The Guildhall is dedicated to supporting research efforts at Family Research Center, spanning the past 10 years, to raise awareness of dating violence and allow teens to practice assertiveness skills. The Guildhall first created a Half-Life 2 mod (2006) for which a research article was published, Reducing Sexual Victimization Among Adolescent Girls: A Randomized Controlled Pilot Trial of My Voice, My Choice. The Guildhall later implemented the project in Unity 5.1 in 2015 with added VR support.
The Guildhall is now developing The Avatars Project, a further expansion of the first VR simulation. The Avatars Project will simulate the experience of a high school or college student at a party with a counter part to simulate high-stress social situations and train students how to navigate those situations. In addition, the project will add a third scenario where the avatar and the participant will sit in a school setting for the same purposes.
The Guildhall team was comprised of three faculty artists, a contract programmer, two student producers (myself included) and a faculty producer. The project was completed over the period of 8 weeks in conjunction with the SMU Department of Psychology.
This project was part of a class called Directed Focus Study 1 at the Guildhall. Myself and another production student were given the opportunity to run this small project. This was our first experience being largely responsible for an entire project by ourselves. We were developing a porch scene and a school scene. Each one of us was given a scene to produce along with some other responsibilities.

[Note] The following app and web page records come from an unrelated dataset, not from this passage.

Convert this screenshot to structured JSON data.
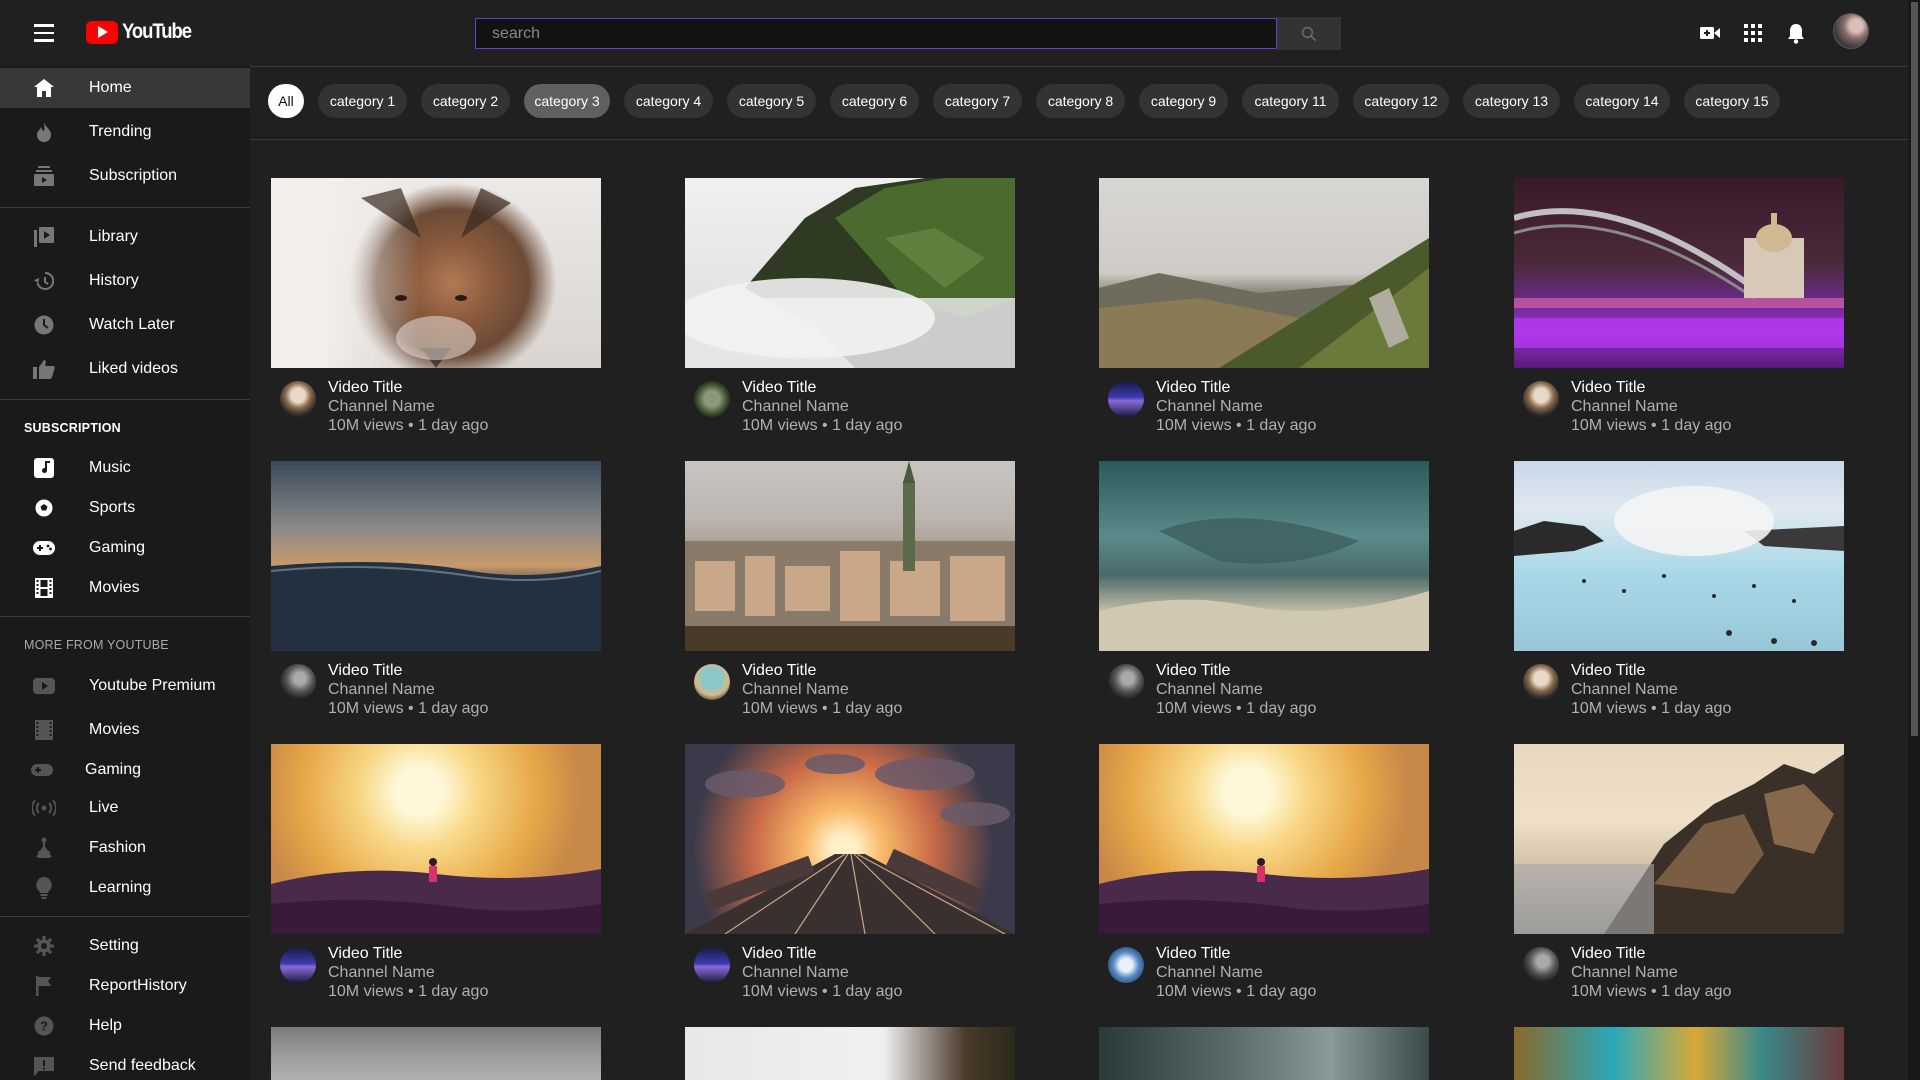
{
  "header": {
    "logo_text": "YouTube",
    "search_placeholder": "search",
    "icons": [
      "menu-icon",
      "youtube-logo-icon",
      "search-icon",
      "video-camera-icon",
      "apps-grid-icon",
      "bell-icon",
      "avatar"
    ]
  },
  "sidebar": {
    "main": [
      {
        "label": "Home",
        "icon": "home-icon",
        "active": true
      },
      {
        "label": "Trending",
        "icon": "fire-icon"
      },
      {
        "label": "Subscription",
        "icon": "subscriptions-icon"
      }
    ],
    "library": [
      {
        "label": "Library",
        "icon": "library-icon"
      },
      {
        "label": "History",
        "icon": "history-icon"
      },
      {
        "label": "Watch Later",
        "icon": "clock-icon"
      },
      {
        "label": "Liked videos",
        "icon": "thumbs-up-icon"
      }
    ],
    "subscription_heading": "SUBSCRIPTION",
    "subscriptions": [
      {
        "label": "Music",
        "icon": "music-note-icon"
      },
      {
        "label": "Sports",
        "icon": "soccer-ball-icon"
      },
      {
        "label": "Gaming",
        "icon": "gamepad-icon"
      },
      {
        "label": "Movies",
        "icon": "film-icon"
      }
    ],
    "more_heading": "MORE FROM YOUTUBE",
    "more": [
      {
        "label": "Youtube Premium",
        "icon": "youtube-icon"
      },
      {
        "label": "Movies",
        "icon": "film-icon"
      },
      {
        "label": "Gaming",
        "icon": "gamepad-icon"
      },
      {
        "label": "Live",
        "icon": "live-broadcast-icon"
      },
      {
        "label": "Fashion",
        "icon": "hanger-icon"
      },
      {
        "label": "Learning",
        "icon": "lightbulb-icon"
      }
    ],
    "settings": [
      {
        "label": "Setting",
        "icon": "gear-icon"
      },
      {
        "label": "ReportHistory",
        "icon": "flag-icon"
      },
      {
        "label": "Help",
        "icon": "help-icon"
      },
      {
        "label": "Send feedback",
        "icon": "feedback-icon"
      }
    ]
  },
  "chips": [
    "All",
    "category 1",
    "category 2",
    "category 3",
    "category 4",
    "category 5",
    "category 6",
    "category 7",
    "category 8",
    "category 9",
    "category 11",
    "category 12",
    "category 13",
    "category 14",
    "category 15"
  ],
  "chips_selected": [
    "All",
    "category 3"
  ],
  "videos": [
    {
      "title": "Video Title",
      "channel": "Channel Name",
      "meta": "10M views • 1 day ago",
      "thumb": "fox"
    },
    {
      "title": "Video Title",
      "channel": "Channel Name",
      "meta": "10M views • 1 day ago",
      "thumb": "cliff-fog"
    },
    {
      "title": "Video Title",
      "channel": "Channel Name",
      "meta": "10M views • 1 day ago",
      "thumb": "hills"
    },
    {
      "title": "Video Title",
      "channel": "Channel Name",
      "meta": "10M views • 1 day ago",
      "thumb": "bridge-night"
    },
    {
      "title": "Video Title",
      "channel": "Channel Name",
      "meta": "10M views • 1 day ago",
      "thumb": "ocean-dusk"
    },
    {
      "title": "Video Title",
      "channel": "Channel Name",
      "meta": "10M views • 1 day ago",
      "thumb": "old-town"
    },
    {
      "title": "Video Title",
      "channel": "Channel Name",
      "meta": "10M views • 1 day ago",
      "thumb": "teal-sky"
    },
    {
      "title": "Video Title",
      "channel": "Channel Name",
      "meta": "10M views • 1 day ago",
      "thumb": "lagoon"
    },
    {
      "title": "Video Title",
      "channel": "Channel Name",
      "meta": "10M views • 1 day ago",
      "thumb": "sunrise-field"
    },
    {
      "title": "Video Title",
      "channel": "Channel Name",
      "meta": "10M views • 1 day ago",
      "thumb": "rail-sunset"
    },
    {
      "title": "Video Title",
      "channel": "Channel Name",
      "meta": "10M views • 1 day ago",
      "thumb": "sunrise-field"
    },
    {
      "title": "Video Title",
      "channel": "Channel Name",
      "meta": "10M views • 1 day ago",
      "thumb": "coast-rocks"
    }
  ],
  "partial_thumbs": [
    "cloudy-sky",
    "tree-sky",
    "rain-glass",
    "colorful-abstract"
  ],
  "colors": {
    "background": "#202020",
    "sidebar": "#1a1a1a",
    "chip": "#333333",
    "chip_selected": "#606060",
    "search_border": "#6a3bd8",
    "brand_red": "#ff0000"
  }
}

This process took place over 8 weeks and we met as a team once a week. What made the project a success was working with several passionate developers. Having artists and a programmer with a ton of experience between them who were excited and engaged with our product was very fruitful. When problems arose, they jumped at the opportunity to solve them. For example, the drinking animation in the Porch scene was troublesome at the beginning. A combination of our developers stepped up to create assets and program certain elements to generate a solution that was acceptable to the clients. The drinking animation is visible in the trailer above. By trusting in our developers and giving the project our best shot as young producers, we ended up hitting our development milestones and finishing the product on time.
While the project could be considered a success, as a learning experience on this short project there were many things that could have been improved. Personally, I felt like meeting once a week with a team was not enough to be able to effectively keep up with the project. So much changes in a week that it's hard to stay current. Additionally, almost all the people working on the project were faculty members. When we had time to check in with them they were often in class. This was unavoidable due to the nature of our schedules, but it worked against us. Additionally, we had no level designers working on this project. Our programmer did an amazing job of getting everything in the game and making it look believable in VR, but having someone more familiar with the engine and level design would have sped up the development of this product.
The biggest takeaway from this project for me was finding the right tool for the job. None of our developers were in the same room. They were close to one another, but not sharing the same space. We also didn't check in on the developers but once a week. This meant we needed to find a tool for task tracking and progress management that would work well for those specific conditions. What we decided early on was that we would use Airtable as a task management system. We embedded it on the team's Wiki, which was where our documentation lived. As the Wiki was frequented often by the developers we figured it would be a good solution. We liked this solution over a physical scrum board because we would be unable to look at the physical scrum board after school hours, but we could check the Airtable from home. Our decision ended up being a functional solution, but it was not the most optimal solution we could have found. At the time, we made the best decision we could, but in retrospect another tool like Jira might have been a better choice. This retrospection on the Avatars Project drove home the importance of finding the right tool to best fit your developers' needs.